TIOBE Index Shows How Some Programming Languages Survive

Twenty years ago, the TIOBE Index published its first-ever ranking of the world’s most popular programming languages. The top three languages at the time were Java, C, and C++. The Index’s latest update reveals that not much has changed in the past two decades, with C, Java, and Python topping the list.

Is that surprising? Perhaps it shouldn’t be. If you follow programming languages, you’ll note that once a particular language becomes firmly entrenched, it’s very hard to dislodge. For example, companies are often more willing to maintain legacy code (and technical debt) than go through the pain and expense of completely rewriting that code in a new language, especially if the code in question supports a mission-critical system.

To generate its rankings, TIOBE leverages data from a variety of aggregators and search engines, including Google, Wikipedia, YouTube, and Amazon. For a language to rank, it must be Turing complete, have its own Wikipedia entry, and earn more than 5,000 hits for +”<language> programming” on Google. Yes, that potentially makes TIOBE more an indicator of a language’s “buzz” than its actual usage, but measuring the former is also useful when it comes to judging languages’ long-term usage. 

Nor is TIOBE an outlier when it comes to programming-language rankings; other analyst firms and websites that attempt to order languages via a particular formula or surveys, such as RedMonk and Stack Overflow, routinely place the “big” languages such as Python in the top five. Only in the lower rankings do you see much short-term movement; a burst of publicity around a language such as Kotlin or Swift can raise its ranking considerably over the course of a year. 
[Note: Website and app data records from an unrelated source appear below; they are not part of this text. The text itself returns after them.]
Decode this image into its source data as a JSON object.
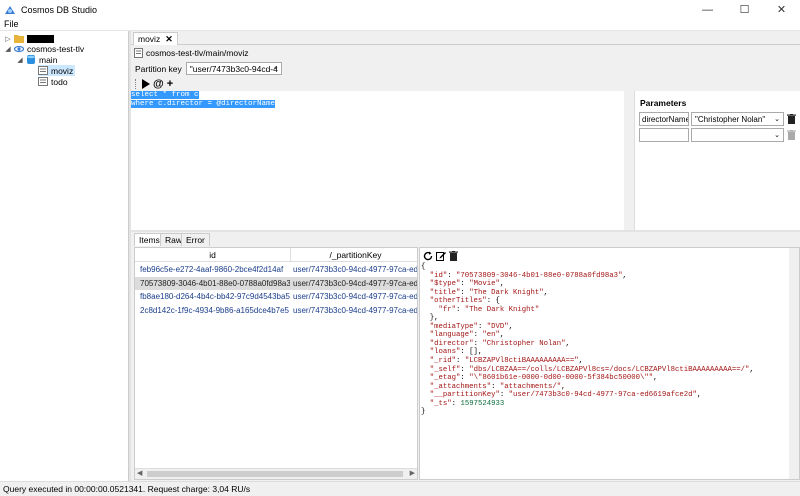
{
  "window": {
    "title": "Cosmos DB Studio",
    "controls": [
      "minimize",
      "maximize",
      "close"
    ]
  },
  "menu": {
    "file_label": "File"
  },
  "tree": {
    "account_label": "",
    "connection_label": "cosmos-test-tlv",
    "database_label": "main",
    "collections": [
      {
        "label": "moviz",
        "selected": true
      },
      {
        "label": "todo",
        "selected": false
      }
    ]
  },
  "document_tab": {
    "label": "moviz",
    "close_glyph": "✕"
  },
  "path": {
    "text": "cosmos-test-tlv/main/moviz"
  },
  "partition_key": {
    "label": "Partition key",
    "value": "\"user/7473b3c0-94cd-4"
  },
  "query": {
    "lines": [
      "select * from c",
      "where c.director = @directorName"
    ]
  },
  "parameters": {
    "title": "Parameters",
    "rows": [
      {
        "name": "directorName",
        "value": "\"Christopher Nolan\""
      },
      {
        "name": "",
        "value": ""
      }
    ]
  },
  "result_tabs": [
    {
      "label": "Items",
      "active": true
    },
    {
      "label": "Raw",
      "active": false
    },
    {
      "label": "Error",
      "active": false
    }
  ],
  "grid": {
    "columns": [
      "id",
      "/_partitionKey"
    ],
    "rows": [
      {
        "id": "feb96c5e-e272-4aaf-9860-2bce4f2d14af",
        "pk": "user/7473b3c0-94cd-4977-97ca-ed6",
        "selected": false
      },
      {
        "id": "70573809-3046-4b01-88e0-0788a0fd98a3",
        "pk": "user/7473b3c0-94cd-4977-97ca-ed6",
        "selected": true
      },
      {
        "id": "fb8ae180-d264-4b4c-bb42-97c9d4543ba5",
        "pk": "user/7473b3c0-94cd-4977-97ca-ed6",
        "selected": false
      },
      {
        "id": "2c8d142c-1f9c-4934-9b86-a165dce4b7e5",
        "pk": "user/7473b3c0-94cd-4977-97ca-ed6",
        "selected": false
      }
    ]
  },
  "json_lines": [
    [
      {
        "t": "p",
        "s": "{"
      }
    ],
    [
      {
        "t": "p",
        "s": "  "
      },
      {
        "t": "k",
        "s": "\"id\""
      },
      {
        "t": "p",
        "s": ": "
      },
      {
        "t": "v",
        "s": "\"70573809-3046-4b01-88e0-0788a0fd98a3\""
      },
      {
        "t": "p",
        "s": ","
      }
    ],
    [
      {
        "t": "p",
        "s": "  "
      },
      {
        "t": "k",
        "s": "\"$type\""
      },
      {
        "t": "p",
        "s": ": "
      },
      {
        "t": "v",
        "s": "\"Movie\""
      },
      {
        "t": "p",
        "s": ","
      }
    ],
    [
      {
        "t": "p",
        "s": "  "
      },
      {
        "t": "k",
        "s": "\"title\""
      },
      {
        "t": "p",
        "s": ": "
      },
      {
        "t": "v",
        "s": "\"The Dark Knight\""
      },
      {
        "t": "p",
        "s": ","
      }
    ],
    [
      {
        "t": "p",
        "s": "  "
      },
      {
        "t": "k",
        "s": "\"otherTitles\""
      },
      {
        "t": "p",
        "s": ": {"
      }
    ],
    [
      {
        "t": "p",
        "s": "    "
      },
      {
        "t": "k",
        "s": "\"fr\""
      },
      {
        "t": "p",
        "s": ": "
      },
      {
        "t": "v",
        "s": "\"The Dark Knight\""
      }
    ],
    [
      {
        "t": "p",
        "s": "  },"
      }
    ],
    [
      {
        "t": "p",
        "s": "  "
      },
      {
        "t": "k",
        "s": "\"mediaType\""
      },
      {
        "t": "p",
        "s": ": "
      },
      {
        "t": "v",
        "s": "\"DVD\""
      },
      {
        "t": "p",
        "s": ","
      }
    ],
    [
      {
        "t": "p",
        "s": "  "
      },
      {
        "t": "k",
        "s": "\"language\""
      },
      {
        "t": "p",
        "s": ": "
      },
      {
        "t": "v",
        "s": "\"en\""
      },
      {
        "t": "p",
        "s": ","
      }
    ],
    [
      {
        "t": "p",
        "s": "  "
      },
      {
        "t": "k",
        "s": "\"director\""
      },
      {
        "t": "p",
        "s": ": "
      },
      {
        "t": "v",
        "s": "\"Christopher Nolan\""
      },
      {
        "t": "p",
        "s": ","
      }
    ],
    [
      {
        "t": "p",
        "s": "  "
      },
      {
        "t": "k",
        "s": "\"loans\""
      },
      {
        "t": "p",
        "s": ": [],"
      }
    ],
    [
      {
        "t": "p",
        "s": "  "
      },
      {
        "t": "k",
        "s": "\"_rid\""
      },
      {
        "t": "p",
        "s": ": "
      },
      {
        "t": "v",
        "s": "\"LCBZAPVl8ctiBAAAAAAAAA==\""
      },
      {
        "t": "p",
        "s": ","
      }
    ],
    [
      {
        "t": "p",
        "s": "  "
      },
      {
        "t": "k",
        "s": "\"_self\""
      },
      {
        "t": "p",
        "s": ": "
      },
      {
        "t": "v",
        "s": "\"dbs/LCBZAA==/colls/LCBZAPVl8cs=/docs/LCBZAPVl8ctiBAAAAAAAAA==/\""
      },
      {
        "t": "p",
        "s": ","
      }
    ],
    [
      {
        "t": "p",
        "s": "  "
      },
      {
        "t": "k",
        "s": "\"_etag\""
      },
      {
        "t": "p",
        "s": ": "
      },
      {
        "t": "v",
        "s": "\"\\\"8601b61e-0000-0d00-0000-5f384bc50000\\\"\""
      },
      {
        "t": "p",
        "s": ","
      }
    ],
    [
      {
        "t": "p",
        "s": "  "
      },
      {
        "t": "k",
        "s": "\"_attachments\""
      },
      {
        "t": "p",
        "s": ": "
      },
      {
        "t": "v",
        "s": "\"attachments/\""
      },
      {
        "t": "p",
        "s": ","
      }
    ],
    [
      {
        "t": "p",
        "s": "  "
      },
      {
        "t": "k",
        "s": "\"__partitionKey\""
      },
      {
        "t": "p",
        "s": ": "
      },
      {
        "t": "v",
        "s": "\"user/7473b3c0-94cd-4977-97ca-ed6619afce2d\""
      },
      {
        "t": "p",
        "s": ","
      }
    ],
    [
      {
        "t": "p",
        "s": "  "
      },
      {
        "t": "k",
        "s": "\"_ts\""
      },
      {
        "t": "p",
        "s": ": "
      },
      {
        "t": "n",
        "s": "1597524933"
      }
    ],
    [
      {
        "t": "p",
        "s": "}"
      }
    ]
  ],
  "status": {
    "text": "Query executed in 00:00:00.0521341. Request charge: 3,04 RU/s"
  },
  "colors": {
    "selection": "#3399ff",
    "tree_selected": "#cce8ff",
    "json_key": "#a31515",
    "json_number": "#0b6c3c",
    "grid_link": "#1a3d8a"
  }
}
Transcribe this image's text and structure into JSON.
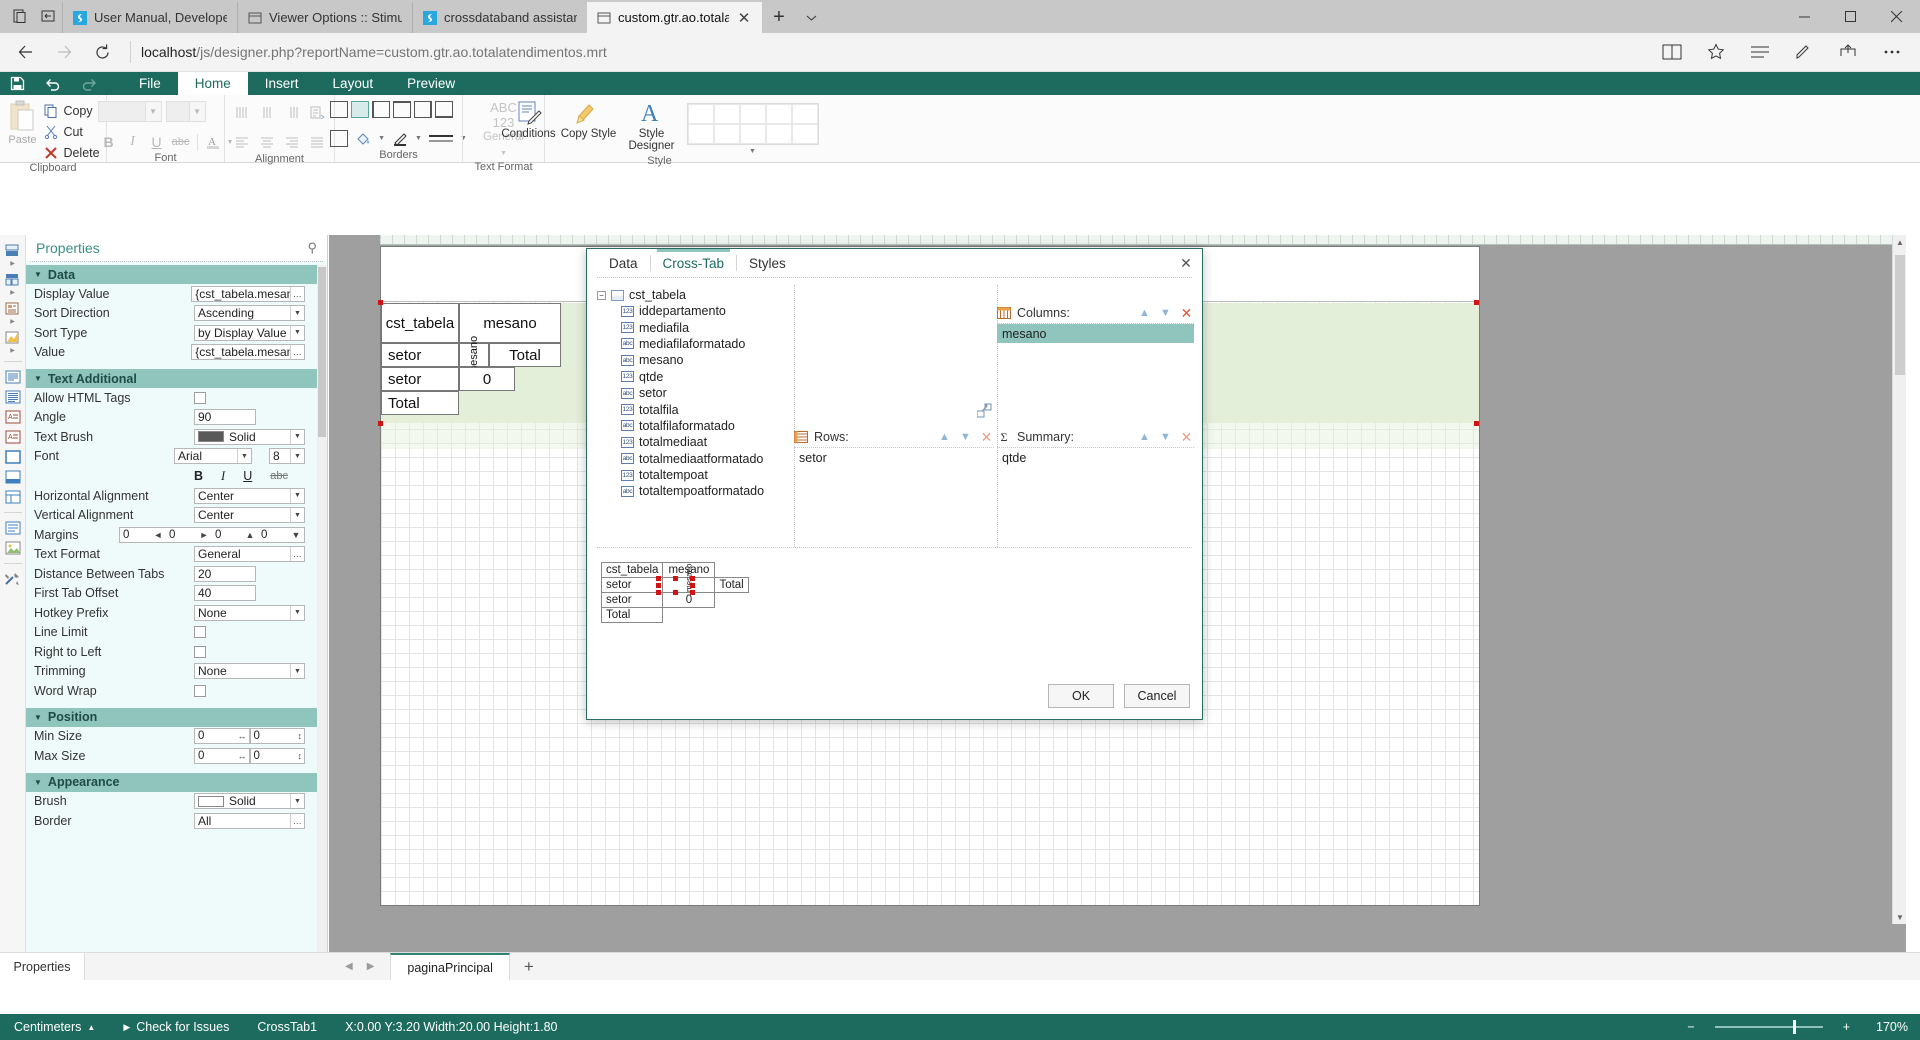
{
  "browser": {
    "tabs": [
      {
        "title": "User Manual, Developer FAQ",
        "icon": "stimulsoft-favicon",
        "active": false
      },
      {
        "title": "Viewer Options :: Stimulsoft",
        "icon": "window-favicon",
        "active": false
      },
      {
        "title": "crossdataband assistance • ",
        "icon": "stimulsoft-favicon",
        "active": false
      },
      {
        "title": "custom.gtr.ao.totalatend",
        "icon": "window-favicon",
        "active": true
      }
    ],
    "new_tab_label": "+",
    "url_host": "localhost",
    "url_path": "/js/designer.php?reportName=custom.gtr.ao.totalatendimentos.mrt",
    "window_controls": [
      "minimize",
      "maximize",
      "close"
    ]
  },
  "ribbon": {
    "tabs": [
      {
        "label": "File",
        "active": false
      },
      {
        "label": "Home",
        "active": true
      },
      {
        "label": "Insert",
        "active": false
      },
      {
        "label": "Layout",
        "active": false
      },
      {
        "label": "Preview",
        "active": false
      }
    ],
    "quick_access": [
      "save-icon",
      "undo-icon",
      "redo-icon"
    ],
    "groups": [
      {
        "name": "Clipboard",
        "label": "Clipboard",
        "paste_label": "Paste",
        "items": [
          {
            "label": "Copy",
            "icon": "copy-icon"
          },
          {
            "label": "Cut",
            "icon": "scissors-icon"
          },
          {
            "label": "Delete",
            "icon": "delete-x-icon"
          }
        ]
      },
      {
        "name": "Font",
        "label": "Font",
        "bold": "B",
        "italic": "I",
        "underline": "U",
        "strike": "abc"
      },
      {
        "name": "Alignment",
        "label": "Alignment"
      },
      {
        "name": "Borders",
        "label": "Borders"
      },
      {
        "name": "TextFormat",
        "label": "Text Format",
        "sample_l1": "ABC",
        "sample_l2": "123",
        "sample_l3": "General"
      },
      {
        "name": "Style",
        "label": "Style",
        "items": [
          {
            "label": "Conditions",
            "icon": "conditions-icon"
          },
          {
            "label": "Copy Style",
            "icon": "brush-icon"
          },
          {
            "label": "Style Designer",
            "icon": "style-a-icon"
          }
        ]
      }
    ]
  },
  "properties": {
    "title": "Properties",
    "pin_icon": "pin-icon",
    "sections": [
      {
        "title": "Data",
        "rows": [
          {
            "label": "Display Value",
            "value": "{cst_tabela.mesano}",
            "type": "text-ellipsis"
          },
          {
            "label": "Sort Direction",
            "value": "Ascending",
            "type": "select"
          },
          {
            "label": "Sort Type",
            "value": "by Display Value",
            "type": "select"
          },
          {
            "label": "Value",
            "value": "{cst_tabela.mesano}",
            "type": "text-ellipsis"
          }
        ]
      },
      {
        "title": "Text Additional",
        "rows": [
          {
            "label": "Allow HTML Tags",
            "value": "",
            "type": "checkbox",
            "checked": false
          },
          {
            "label": "Angle",
            "value": "90",
            "type": "text-small"
          },
          {
            "label": "Text Brush",
            "value": "Solid",
            "type": "brush",
            "color": "#595959"
          },
          {
            "label": "Font",
            "value": "Arial",
            "type": "font",
            "size": "8"
          },
          {
            "label": "",
            "value": "",
            "type": "font-style-row"
          },
          {
            "label": "Horizontal Alignment",
            "value": "Center",
            "type": "select"
          },
          {
            "label": "Vertical Alignment",
            "value": "Center",
            "type": "select"
          },
          {
            "label": "Margins",
            "value": "0 0 0 0",
            "type": "margins",
            "m": [
              "0",
              "0",
              "0",
              "0"
            ]
          },
          {
            "label": "Text Format",
            "value": "General",
            "type": "text-ellipsis"
          },
          {
            "label": "Distance Between Tabs",
            "value": "20",
            "type": "text-small"
          },
          {
            "label": "First Tab Offset",
            "value": "40",
            "type": "text-small"
          },
          {
            "label": "Hotkey Prefix",
            "value": "None",
            "type": "select"
          },
          {
            "label": "Line Limit",
            "value": "",
            "type": "checkbox",
            "checked": false
          },
          {
            "label": "Right to Left",
            "value": "",
            "type": "checkbox",
            "checked": false
          },
          {
            "label": "Trimming",
            "value": "None",
            "type": "select"
          },
          {
            "label": "Word Wrap",
            "value": "",
            "type": "checkbox",
            "checked": false
          }
        ]
      },
      {
        "title": "Position",
        "rows": [
          {
            "label": "Min Size",
            "value": "0",
            "value2": "0",
            "type": "pair"
          },
          {
            "label": "Max Size",
            "value": "0",
            "value2": "0",
            "type": "pair"
          }
        ]
      },
      {
        "title": "Appearance",
        "rows": [
          {
            "label": "Brush",
            "value": "Solid",
            "type": "brush",
            "color": "#ffffff"
          },
          {
            "label": "Border",
            "value": "All",
            "type": "text-ellipsis"
          }
        ]
      }
    ]
  },
  "canvas": {
    "cells": [
      {
        "text": "cst_tabela"
      },
      {
        "text": "mesano"
      },
      {
        "text": "setor"
      },
      {
        "text": "Total"
      },
      {
        "text": "setor"
      },
      {
        "text": "0"
      },
      {
        "text": "Total"
      }
    ]
  },
  "dialog": {
    "tabs": [
      {
        "label": "Data",
        "active": false
      },
      {
        "label": "Cross-Tab",
        "active": true
      },
      {
        "label": "Styles",
        "active": false
      }
    ],
    "close_icon": "close-icon",
    "datasource": {
      "name": "cst_tabela",
      "expanded": true,
      "fields": [
        {
          "name": "iddepartamento",
          "type": "123"
        },
        {
          "name": "mediafila",
          "type": "123"
        },
        {
          "name": "mediafilaformatado",
          "type": "abc"
        },
        {
          "name": "mesano",
          "type": "abc"
        },
        {
          "name": "qtde",
          "type": "123"
        },
        {
          "name": "setor",
          "type": "abc"
        },
        {
          "name": "totalfila",
          "type": "123"
        },
        {
          "name": "totalfilaformatado",
          "type": "abc"
        },
        {
          "name": "totalmediaat",
          "type": "123"
        },
        {
          "name": "totalmediaatformatado",
          "type": "abc"
        },
        {
          "name": "totaltempoat",
          "type": "123"
        },
        {
          "name": "totaltempoatformatado",
          "type": "abc"
        }
      ]
    },
    "panels": {
      "columns": {
        "title": "Columns:",
        "icon": "columns-icon",
        "items": [
          {
            "label": "mesano",
            "selected": true
          }
        ]
      },
      "rows": {
        "title": "Rows:",
        "icon": "rows-icon",
        "items": [
          {
            "label": "setor",
            "selected": false
          }
        ]
      },
      "summary": {
        "title": "Summary:",
        "icon": "sigma-icon",
        "items": [
          {
            "label": "qtde",
            "selected": false
          }
        ]
      }
    },
    "preview": {
      "header": [
        "cst_tabela",
        "mesano"
      ],
      "rows": [
        [
          "setor",
          "mesano",
          "Total"
        ],
        [
          "setor",
          "0",
          ""
        ],
        [
          "Total",
          "",
          ""
        ]
      ]
    },
    "buttons": {
      "ok": "OK",
      "cancel": "Cancel"
    }
  },
  "pagebar": {
    "properties_tab": "Properties",
    "page_tab": "paginaPrincipal",
    "add_label": "+"
  },
  "statusbar": {
    "units": "Centimeters",
    "check_issues": "Check for Issues",
    "selected_object": "CrossTab1",
    "coords": "X:0.00 Y:3.20 Width:20.00 Height:1.80",
    "zoom": "170%",
    "zoom_out": "−",
    "zoom_in": "+"
  },
  "colors": {
    "accent": "#1d6b5f",
    "section_header": "#8fc5bd",
    "panel_bg": "#effbfa"
  }
}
For technologists (and aspiring technologists) who want to break into programming, this also means that learning the more popular programming languages is a win-win proposition; it seems unlikely that everyone will stop using them anytime soon, and there are lots of organizations that need people who know those languages. Keep that in mind as you embark on your learning journey.

One Response to “TIOBE Index Shows How Some Programming Languages Survive”

  1. Many so called “new languages” are actually slight variations of the classics..especially “c”. new libraries & a few subtle changes in syntax do not rally “a new language make”.I admit its easier to market and sell a new “language” than new libraries. Do you know the most popular programming language on the planet at this time? Its …. Visual Basic (close to 80%)